A wonderful cartoon from yesterday’s Sydney Morning Herald:
Even more important, an article highlighting the plight of small island nations:
The delegation of parliamentarians from four tropical Pacific Islands nations braved the Canberra cold last week, and that wasn’t the only climate shock they suffered.
They watched the impressive intellectual exchange of question time in the House of Representatives on Wednesday and then moved on. But almost as soon as they left, Parliament started to debate a motion on whether the science of man-made climate change was real. This came as a bit of a jolt to the legislator visiting from Kiribati, a country of about 100,000 people on 33 small, low-lying islands strung along 5000 kilometres of the equator.
“Climate change is real in our places,” Rimeta Beniamina, a government MP and vice-chairman of his parliament’s climate change committee, told me, expressing surprise at what was going on in the chamber a few metres away.
“A few years ago it was not taken very seriously. But now quite a few villages are experiencing hardship. Beaches are eroding, houses are falling down, crops are damaged and livelihoods are destroyed.
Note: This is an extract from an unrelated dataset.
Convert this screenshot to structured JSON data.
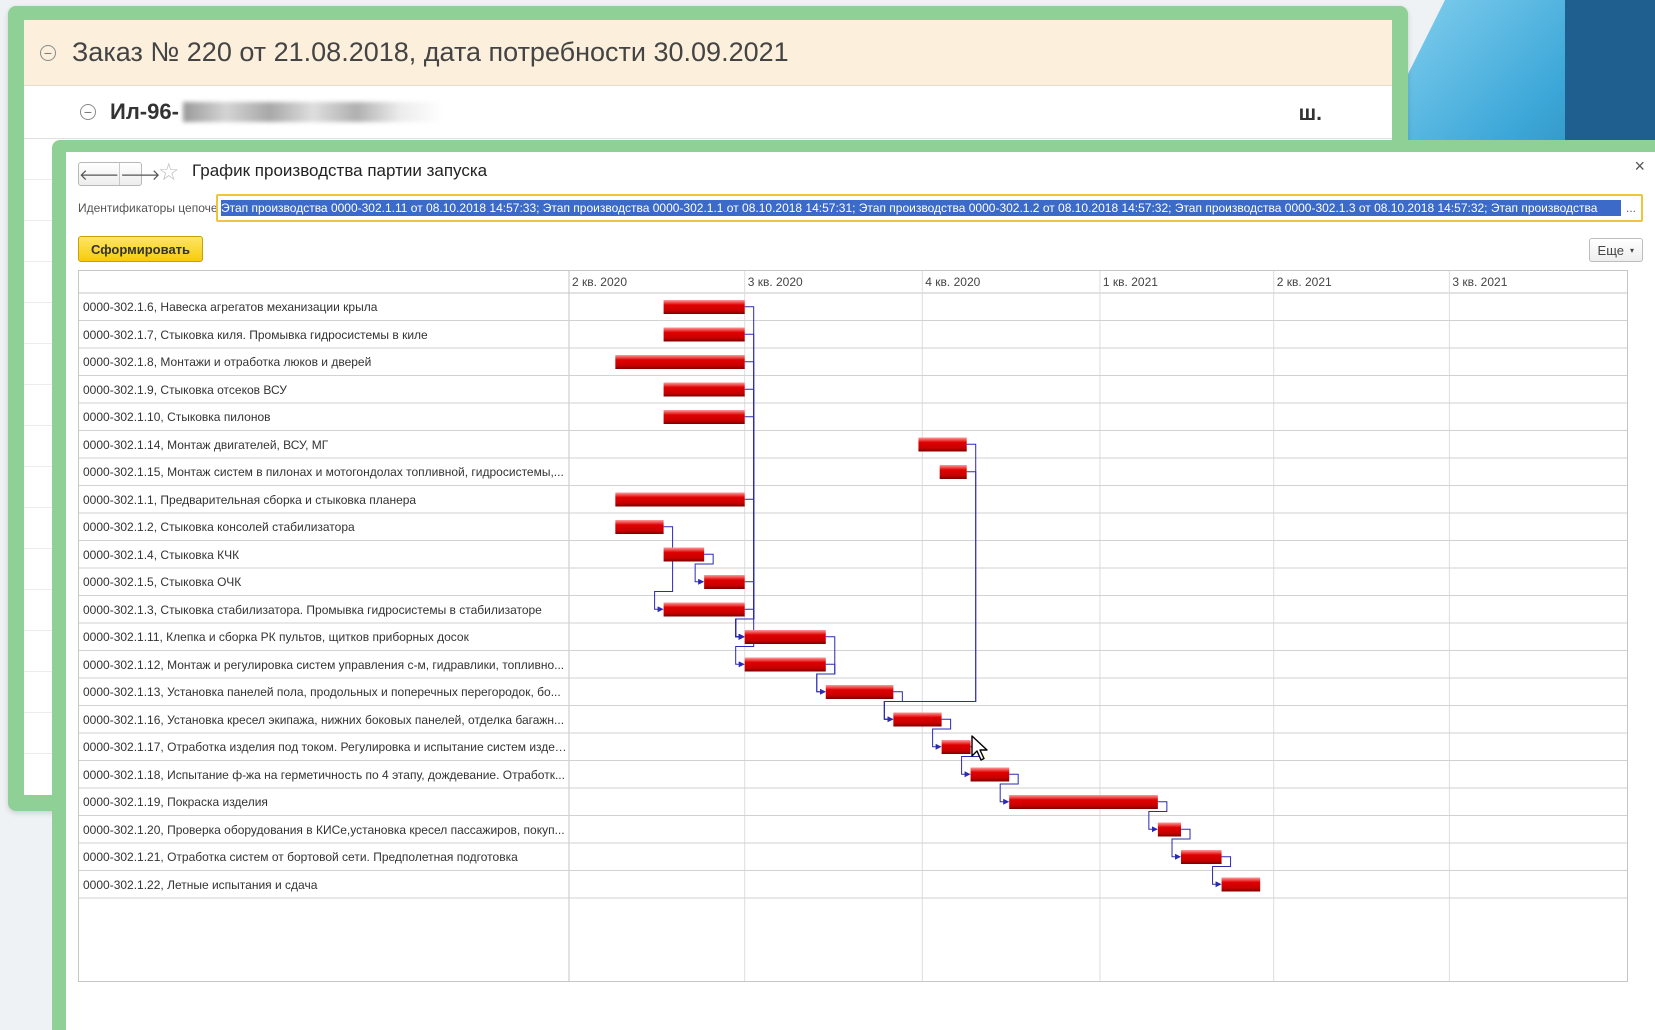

“The intrusion of salt water is very evident. The sea level may be rising millimetres a year, but it is still rising. The strong winds and rising tides are the worst part. Once the salt water enters the land, that’s it. Trees are falling along the coast, crops dying, pigs and chickens are affected.”
A US study published at the weekend in the journal Nature Geoscience found the global sea level had risen by 16.8 millimetres between 2005 and 2011.
Clark Wilson, a co-author of the study and geophysicist at the University of Texas at Austin, says: “There was an increase in the melting rate in Greenland starting in 2005 and that is probably the underlying story why,” according to the Wall Street Journal. The academic study was funded by NASA and the US National Science Foundation.
The rising seas are whipped up by increasingly severe El Nino weather cycles, damaging the coastlines of countries including Kiribati, pronounced kee-ree-bas.
“Some communities have been forced to move backward from the coast,” Beniamina says. “The problem is, there is not much land to move back to.”
People are jamming into the overcrowded main island, Tarawa. Its centre has a population density estimated at three times that of Tokyo, says an April report by Australian journalist Bernard Lagan in the Global Mail. Fresh water supplies are at risk and there is not enough land to bury the dead.
Kiribati President Anote Tong has declared a policy of orderly evacuation that he calls “migration with dignity”. The nation is a proverbial canary in the carbon emission coal mine, and the prognosis is unhappy.